• Task material
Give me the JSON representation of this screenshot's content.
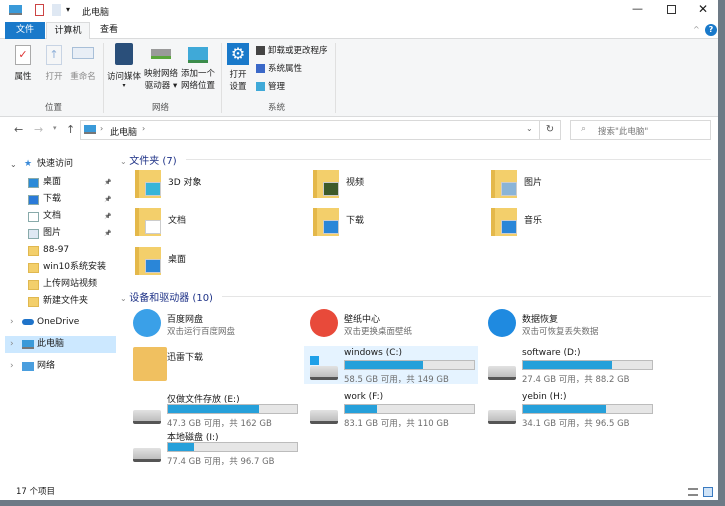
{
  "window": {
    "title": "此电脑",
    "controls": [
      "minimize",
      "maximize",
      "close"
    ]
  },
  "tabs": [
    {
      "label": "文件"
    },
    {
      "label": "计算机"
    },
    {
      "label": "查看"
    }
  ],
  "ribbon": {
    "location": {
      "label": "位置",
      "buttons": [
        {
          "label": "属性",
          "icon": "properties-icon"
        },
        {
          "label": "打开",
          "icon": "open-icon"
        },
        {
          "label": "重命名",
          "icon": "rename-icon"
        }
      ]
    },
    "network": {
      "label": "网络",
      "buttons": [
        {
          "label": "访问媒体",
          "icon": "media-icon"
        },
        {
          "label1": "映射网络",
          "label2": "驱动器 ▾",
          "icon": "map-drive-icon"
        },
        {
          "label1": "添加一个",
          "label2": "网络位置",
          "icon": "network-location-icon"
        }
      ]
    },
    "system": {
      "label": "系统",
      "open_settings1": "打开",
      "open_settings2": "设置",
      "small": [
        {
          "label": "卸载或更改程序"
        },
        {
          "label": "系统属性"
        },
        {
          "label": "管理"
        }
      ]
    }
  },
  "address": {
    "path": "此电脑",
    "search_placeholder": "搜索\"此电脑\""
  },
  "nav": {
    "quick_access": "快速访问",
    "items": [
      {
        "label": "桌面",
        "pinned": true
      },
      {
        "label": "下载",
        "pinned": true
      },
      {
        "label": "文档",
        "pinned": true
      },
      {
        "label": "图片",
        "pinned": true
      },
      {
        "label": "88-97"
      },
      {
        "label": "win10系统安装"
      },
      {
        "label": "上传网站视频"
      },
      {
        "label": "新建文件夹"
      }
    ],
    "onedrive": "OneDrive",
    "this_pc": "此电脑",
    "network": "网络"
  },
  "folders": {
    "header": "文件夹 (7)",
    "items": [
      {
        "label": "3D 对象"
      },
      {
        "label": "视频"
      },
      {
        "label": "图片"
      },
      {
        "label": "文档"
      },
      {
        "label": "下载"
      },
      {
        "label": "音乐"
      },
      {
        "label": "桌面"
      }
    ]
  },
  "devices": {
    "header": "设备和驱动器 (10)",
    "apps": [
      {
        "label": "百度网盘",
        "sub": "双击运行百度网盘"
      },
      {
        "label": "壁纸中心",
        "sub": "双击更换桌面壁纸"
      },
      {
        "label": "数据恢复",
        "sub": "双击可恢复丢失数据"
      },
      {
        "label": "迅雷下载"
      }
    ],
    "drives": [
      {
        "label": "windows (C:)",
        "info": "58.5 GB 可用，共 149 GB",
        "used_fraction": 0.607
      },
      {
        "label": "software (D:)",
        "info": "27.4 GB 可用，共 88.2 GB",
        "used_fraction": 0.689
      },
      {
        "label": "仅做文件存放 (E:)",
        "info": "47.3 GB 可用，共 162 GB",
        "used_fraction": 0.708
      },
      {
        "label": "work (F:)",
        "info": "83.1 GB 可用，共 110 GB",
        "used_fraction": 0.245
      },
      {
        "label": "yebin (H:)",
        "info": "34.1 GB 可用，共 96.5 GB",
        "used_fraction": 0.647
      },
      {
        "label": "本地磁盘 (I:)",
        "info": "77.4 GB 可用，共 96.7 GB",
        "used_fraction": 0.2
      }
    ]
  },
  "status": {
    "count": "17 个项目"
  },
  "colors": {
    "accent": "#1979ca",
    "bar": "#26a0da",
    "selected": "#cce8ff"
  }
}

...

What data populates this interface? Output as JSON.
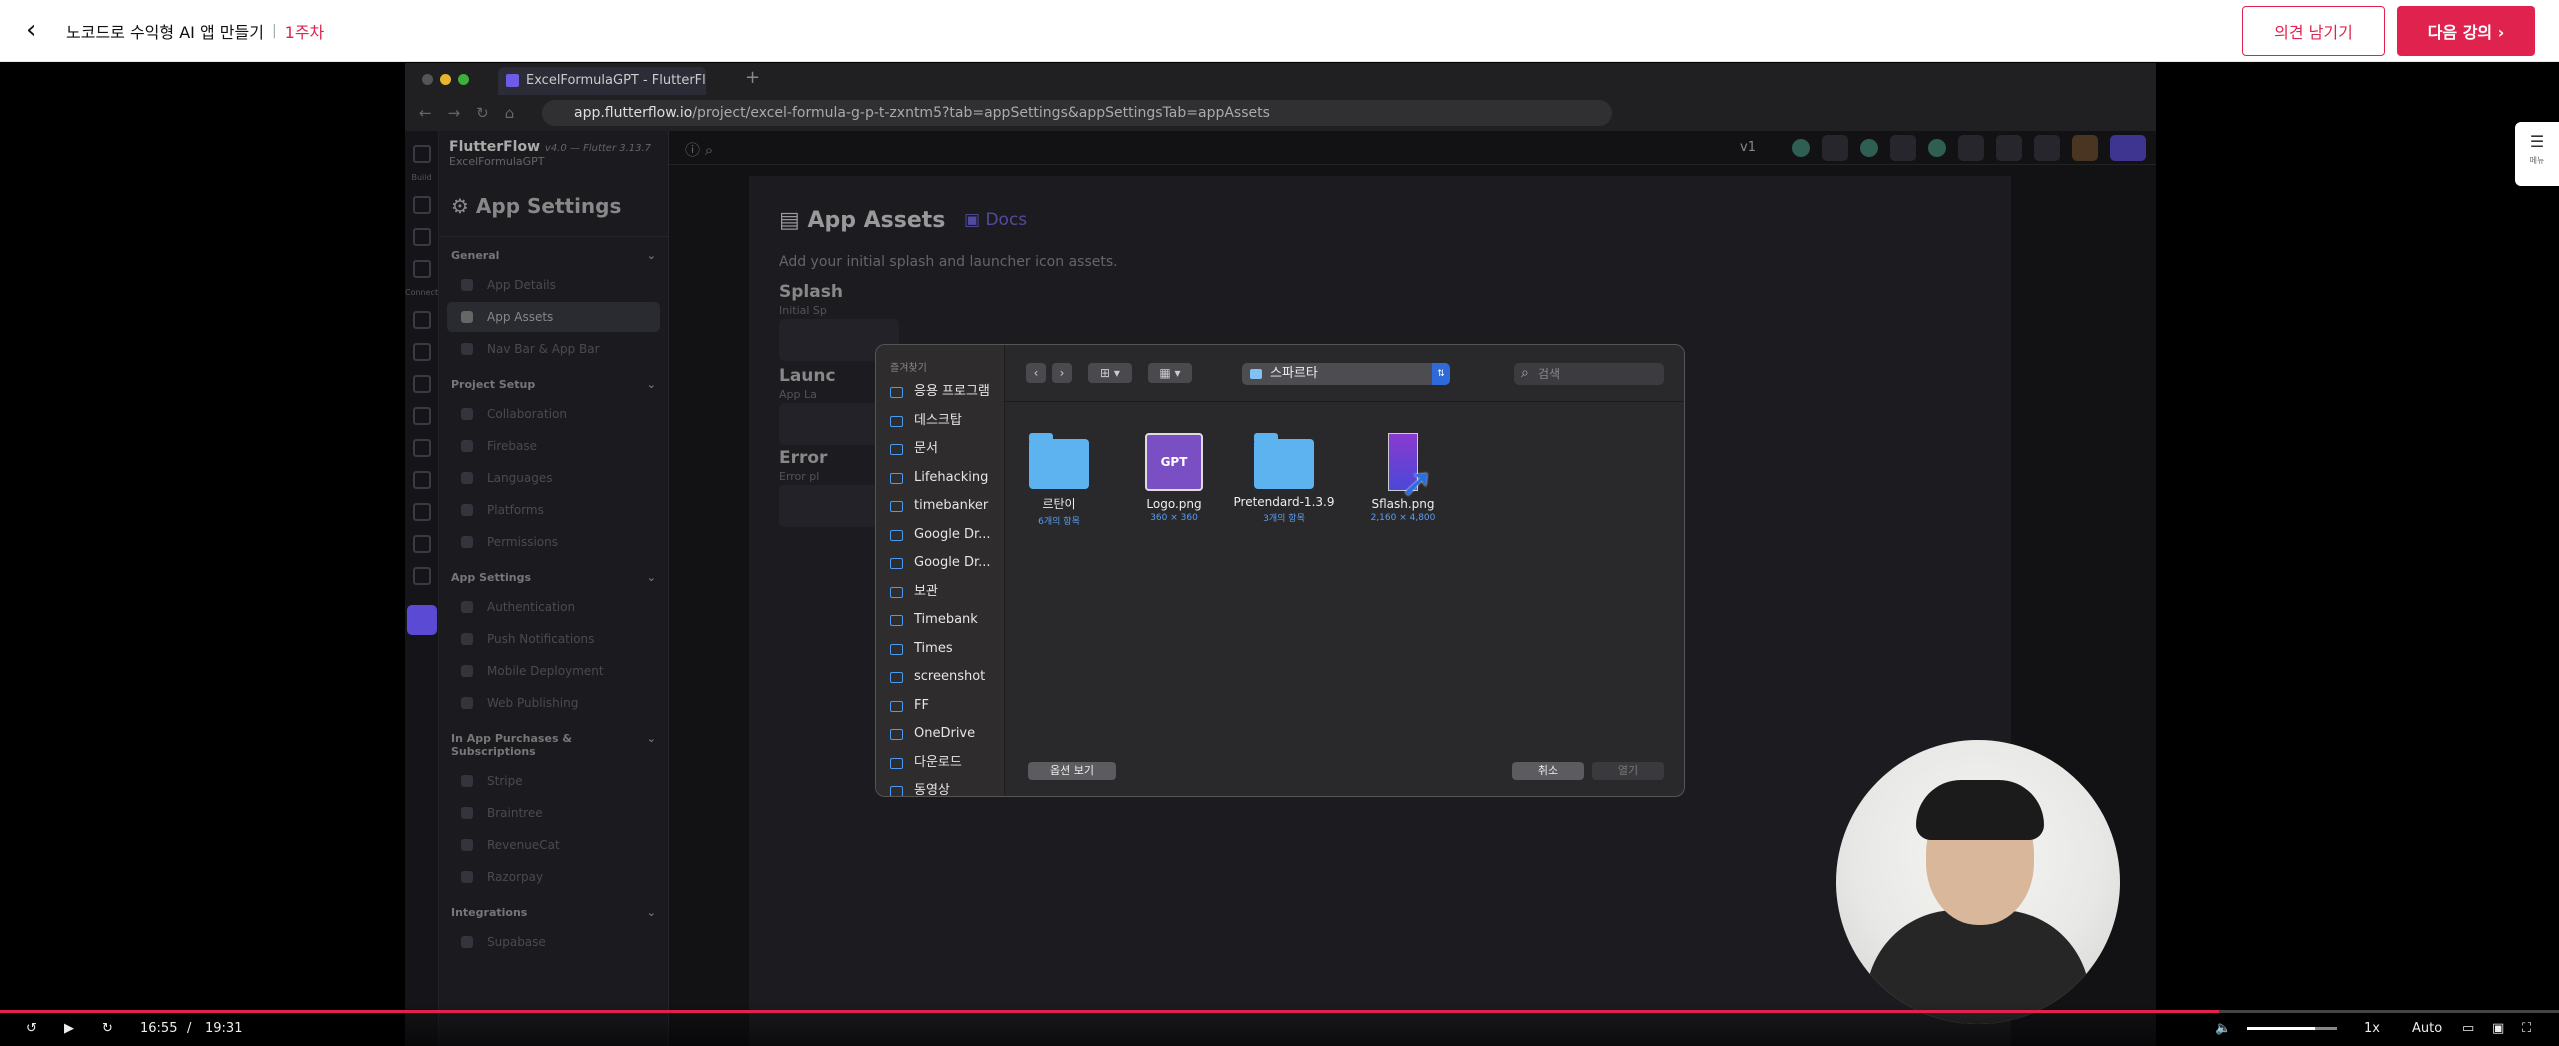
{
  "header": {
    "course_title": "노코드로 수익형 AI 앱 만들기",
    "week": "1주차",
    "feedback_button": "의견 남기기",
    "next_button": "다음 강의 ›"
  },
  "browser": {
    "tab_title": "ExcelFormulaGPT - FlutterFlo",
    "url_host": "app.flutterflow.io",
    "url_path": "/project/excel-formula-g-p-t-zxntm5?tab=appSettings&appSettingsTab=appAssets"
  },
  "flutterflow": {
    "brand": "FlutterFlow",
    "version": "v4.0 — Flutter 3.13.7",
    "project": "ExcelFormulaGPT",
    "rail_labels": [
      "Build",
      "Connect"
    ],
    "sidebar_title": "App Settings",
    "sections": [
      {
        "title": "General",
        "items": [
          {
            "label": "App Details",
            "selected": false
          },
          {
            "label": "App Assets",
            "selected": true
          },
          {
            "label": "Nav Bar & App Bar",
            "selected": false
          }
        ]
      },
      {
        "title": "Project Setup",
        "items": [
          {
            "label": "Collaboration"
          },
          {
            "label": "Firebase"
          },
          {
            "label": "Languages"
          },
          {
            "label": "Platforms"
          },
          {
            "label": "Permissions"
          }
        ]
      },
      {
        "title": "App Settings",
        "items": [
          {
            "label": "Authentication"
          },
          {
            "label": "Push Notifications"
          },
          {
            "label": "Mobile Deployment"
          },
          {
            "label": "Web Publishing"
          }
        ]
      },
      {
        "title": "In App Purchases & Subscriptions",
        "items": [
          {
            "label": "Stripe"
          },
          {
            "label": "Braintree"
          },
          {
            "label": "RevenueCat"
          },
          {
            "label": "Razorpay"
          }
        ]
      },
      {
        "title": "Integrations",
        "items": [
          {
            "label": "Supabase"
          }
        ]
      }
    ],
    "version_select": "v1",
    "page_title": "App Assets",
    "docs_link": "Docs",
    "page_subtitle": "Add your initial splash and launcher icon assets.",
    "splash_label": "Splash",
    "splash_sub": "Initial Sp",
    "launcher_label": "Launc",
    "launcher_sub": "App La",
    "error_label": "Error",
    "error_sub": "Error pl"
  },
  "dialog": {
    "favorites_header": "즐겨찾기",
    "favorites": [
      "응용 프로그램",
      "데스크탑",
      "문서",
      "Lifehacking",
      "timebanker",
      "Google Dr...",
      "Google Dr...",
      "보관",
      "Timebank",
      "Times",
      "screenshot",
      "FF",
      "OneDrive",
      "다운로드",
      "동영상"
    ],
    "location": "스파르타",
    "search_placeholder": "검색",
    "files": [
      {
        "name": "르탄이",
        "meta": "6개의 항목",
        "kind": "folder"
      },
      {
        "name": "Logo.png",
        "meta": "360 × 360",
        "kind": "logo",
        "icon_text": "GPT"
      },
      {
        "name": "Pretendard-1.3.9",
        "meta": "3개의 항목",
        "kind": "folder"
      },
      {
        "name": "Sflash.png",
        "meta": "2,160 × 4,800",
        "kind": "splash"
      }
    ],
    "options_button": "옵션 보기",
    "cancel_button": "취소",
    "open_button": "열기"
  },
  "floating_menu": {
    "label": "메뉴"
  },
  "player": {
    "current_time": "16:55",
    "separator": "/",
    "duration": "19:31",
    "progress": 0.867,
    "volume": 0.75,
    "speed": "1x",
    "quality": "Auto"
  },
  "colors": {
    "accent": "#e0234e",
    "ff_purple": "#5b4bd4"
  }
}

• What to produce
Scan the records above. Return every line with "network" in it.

• Solved problem
    "network": {
          "icon": "network-location-icon"
    "network": "网络"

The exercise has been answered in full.